The answer may be integration.
Despite the racist conspiracy theories foisted on African-Americans by a radical racist leadership, they are more likely to have spent generations living and working side by side with white Americans. However a majority of Asian-Americans are immigrants, and a majority don’t feel culturally integrated. Most Asian-American immigrants report not feeling like a typical American. And this is the result.
The belief in white privilege among Asian-Americans in the survey reflects that lack of integration. Like racial differences, national and cultural differences can nurture stereotypes and perceptions of otherness. The conviction that being white helps you succeed doesn’t reflect the experiential reality of Asian-American success, but comes of viewing those they perceive as typical Americans as ‘other’.
The Pew survey demonstrates that belief in white privilege is not the outcome of oppression, but of misunderstanding, otherness and stereotype. The people most likely to believe that white people have an unfair advantage are not the oppressed, but the groups with the greatest sense of racial difference.
You are more likely to believe in the power of white privilege if you view white people as being very different, either from your own race, or, if you are a white progressive, from other races.
The best disinfectant for the white privilege stereotype, as for so many other bad ideas, is sunlight. Unfortunately, academia and the media, instead of countering prejudices, reinforce racial stereotypes and bigoted ideas such as white privilege. And that divides the country further into warring camps.

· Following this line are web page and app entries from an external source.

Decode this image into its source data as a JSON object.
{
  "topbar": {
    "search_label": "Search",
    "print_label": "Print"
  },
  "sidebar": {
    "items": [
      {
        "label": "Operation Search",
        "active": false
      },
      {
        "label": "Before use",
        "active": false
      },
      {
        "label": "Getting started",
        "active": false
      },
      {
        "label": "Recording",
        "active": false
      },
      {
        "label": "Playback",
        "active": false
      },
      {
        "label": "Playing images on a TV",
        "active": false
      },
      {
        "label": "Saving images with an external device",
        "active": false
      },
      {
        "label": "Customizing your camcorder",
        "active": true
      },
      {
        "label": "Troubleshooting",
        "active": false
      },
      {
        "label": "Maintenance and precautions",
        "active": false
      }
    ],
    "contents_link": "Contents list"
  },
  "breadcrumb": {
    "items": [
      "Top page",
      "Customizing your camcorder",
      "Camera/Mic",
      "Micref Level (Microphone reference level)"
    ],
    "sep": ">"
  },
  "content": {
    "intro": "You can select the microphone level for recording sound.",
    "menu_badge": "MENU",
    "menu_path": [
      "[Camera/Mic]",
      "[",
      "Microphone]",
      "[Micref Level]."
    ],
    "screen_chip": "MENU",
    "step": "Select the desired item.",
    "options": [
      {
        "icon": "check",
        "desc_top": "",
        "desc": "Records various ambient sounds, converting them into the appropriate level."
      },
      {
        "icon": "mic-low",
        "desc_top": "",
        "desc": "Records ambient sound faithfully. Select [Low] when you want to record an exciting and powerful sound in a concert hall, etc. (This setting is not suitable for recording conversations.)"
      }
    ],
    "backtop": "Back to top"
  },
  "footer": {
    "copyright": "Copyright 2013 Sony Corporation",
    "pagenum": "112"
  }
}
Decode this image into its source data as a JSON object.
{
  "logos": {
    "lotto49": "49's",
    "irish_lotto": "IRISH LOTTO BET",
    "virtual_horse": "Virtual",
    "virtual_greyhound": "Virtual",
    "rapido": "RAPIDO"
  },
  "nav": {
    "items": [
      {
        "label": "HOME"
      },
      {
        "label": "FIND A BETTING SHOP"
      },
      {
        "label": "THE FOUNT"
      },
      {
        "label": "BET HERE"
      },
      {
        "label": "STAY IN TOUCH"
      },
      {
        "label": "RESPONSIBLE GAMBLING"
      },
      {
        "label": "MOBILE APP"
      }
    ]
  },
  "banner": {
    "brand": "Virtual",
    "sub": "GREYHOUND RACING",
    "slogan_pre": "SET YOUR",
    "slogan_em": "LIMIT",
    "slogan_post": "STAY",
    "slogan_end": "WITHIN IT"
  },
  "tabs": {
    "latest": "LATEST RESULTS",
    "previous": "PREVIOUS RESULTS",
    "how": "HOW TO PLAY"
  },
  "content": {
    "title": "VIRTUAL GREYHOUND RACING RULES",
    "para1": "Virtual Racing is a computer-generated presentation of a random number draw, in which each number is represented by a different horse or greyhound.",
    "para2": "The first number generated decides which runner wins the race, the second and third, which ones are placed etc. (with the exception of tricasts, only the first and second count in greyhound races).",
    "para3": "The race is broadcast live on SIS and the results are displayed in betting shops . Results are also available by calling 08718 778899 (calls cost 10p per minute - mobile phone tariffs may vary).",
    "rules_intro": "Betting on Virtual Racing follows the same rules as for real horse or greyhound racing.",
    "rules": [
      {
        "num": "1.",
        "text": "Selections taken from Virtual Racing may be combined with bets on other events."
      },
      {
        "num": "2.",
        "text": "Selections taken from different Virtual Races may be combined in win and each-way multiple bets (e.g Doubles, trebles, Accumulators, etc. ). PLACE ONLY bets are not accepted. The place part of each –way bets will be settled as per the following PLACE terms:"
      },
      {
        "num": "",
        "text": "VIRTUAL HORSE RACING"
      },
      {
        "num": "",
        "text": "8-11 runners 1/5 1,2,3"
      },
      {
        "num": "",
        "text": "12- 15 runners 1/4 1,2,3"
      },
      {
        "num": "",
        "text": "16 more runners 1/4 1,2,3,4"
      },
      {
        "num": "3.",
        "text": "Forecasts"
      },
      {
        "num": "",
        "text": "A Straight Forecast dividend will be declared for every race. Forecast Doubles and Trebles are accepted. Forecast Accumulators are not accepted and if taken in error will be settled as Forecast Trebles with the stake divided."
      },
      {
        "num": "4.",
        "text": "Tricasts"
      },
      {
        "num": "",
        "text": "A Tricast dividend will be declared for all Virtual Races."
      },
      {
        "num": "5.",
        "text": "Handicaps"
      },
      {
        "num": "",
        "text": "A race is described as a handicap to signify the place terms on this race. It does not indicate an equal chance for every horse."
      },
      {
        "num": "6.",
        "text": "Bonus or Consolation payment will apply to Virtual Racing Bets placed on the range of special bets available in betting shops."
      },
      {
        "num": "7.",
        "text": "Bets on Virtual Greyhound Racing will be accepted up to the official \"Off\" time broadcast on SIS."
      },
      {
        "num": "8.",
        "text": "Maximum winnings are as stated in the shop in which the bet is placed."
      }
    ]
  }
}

Like any other stereotype, white privilege should be denounced. And the racist assumptions underlying it should be exposed in order to educate those who have come to harbor this ugly idea in their hearts.